[Start of Attachment]
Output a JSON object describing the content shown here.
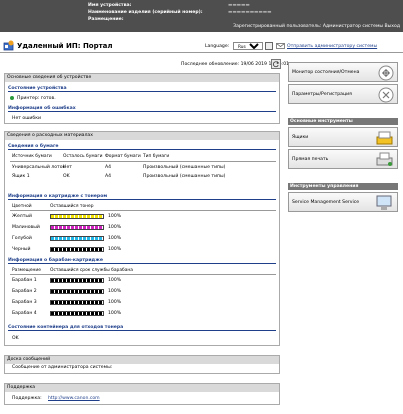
{
  "header": {
    "device_name_label": "Имя устройства:",
    "product_name_label": "Наименование изделия (серийный номер):",
    "location_label": "Размещение:",
    "user_text": "Зарегистрированный пользователь: Администратор системы Выход"
  },
  "titlebar": {
    "title": "Удаленный ИП: Портал",
    "language_label": "Language:",
    "language_value": "Russian",
    "mail_link": "Отправить администратору системы"
  },
  "refresh": {
    "text": "Последнее обновление: 19/06 2019 10:25:01"
  },
  "status": {
    "section_title": "Основные сведения об устройстве",
    "device_status_title": "Состояние устройства",
    "printer_status": "Принтер: готов.",
    "errors_title": "Информация об ошибках",
    "errors_value": "Нет ошибки"
  },
  "consumables": {
    "section_title": "Сведения о расходных материалах",
    "paper_title": "Сведения о бумаге",
    "paper_headers": [
      "Источник бумаги",
      "Осталось бумаги",
      "Формат бумаги",
      "Тип бумаги"
    ],
    "paper_rows": [
      [
        "Универсальный лоток",
        "Нет",
        "A4",
        "Произвольный (смешанные типы)"
      ],
      [
        "Ящик 1",
        "OK",
        "A4",
        "Произвольный (смешанные типы)"
      ]
    ],
    "toner_title": "Информация о картридже с тонером",
    "toner_headers": [
      "Цветной",
      "Оставшийся тонер"
    ],
    "toner": [
      {
        "name": "Желтый",
        "value": "100%",
        "level": 100
      },
      {
        "name": "Малиновый",
        "value": "100%",
        "level": 100
      },
      {
        "name": "Голубой",
        "value": "100%",
        "level": 100
      },
      {
        "name": "Черный",
        "value": "100%",
        "level": 100
      }
    ],
    "drum_title": "Информация о барабан-картридже",
    "drum_headers": [
      "Размещение",
      "Оставшийся срок службы барабана"
    ],
    "drums": [
      {
        "name": "Барабан 1",
        "value": "100%",
        "level": 100
      },
      {
        "name": "Барабан 2",
        "value": "100%",
        "level": 100
      },
      {
        "name": "Барабан 3",
        "value": "100%",
        "level": 100
      },
      {
        "name": "Барабан 4",
        "value": "100%",
        "level": 100
      }
    ],
    "waste_title": "Состояние контейнера для отходов тонера",
    "waste_value": "OK"
  },
  "messages": {
    "section_title": "Доска сообщений",
    "text": "Сообщение от администратора системы:"
  },
  "support": {
    "section_title": "Поддержка",
    "label": "Поддержка:",
    "link": "http://www.canon.com"
  },
  "right": {
    "monitor": "Монитор состояния/Отмена",
    "settings": "Параметры/Регистрация",
    "basic_tools": "Основные инструменты",
    "inbox": "Ящики",
    "direct_print": "Прямая печать",
    "mgmt_tools": "Инструменты управления",
    "sms": "Service Management Service"
  },
  "colors": {
    "yellow": "#f2e200",
    "magenta": "#d020c0",
    "cyan": "#21b8e8",
    "black": "#000000",
    "accent": "#1f3f8a"
  }
}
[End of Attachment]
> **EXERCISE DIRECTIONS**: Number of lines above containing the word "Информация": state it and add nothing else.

> **YOUR RESPONSE**: 3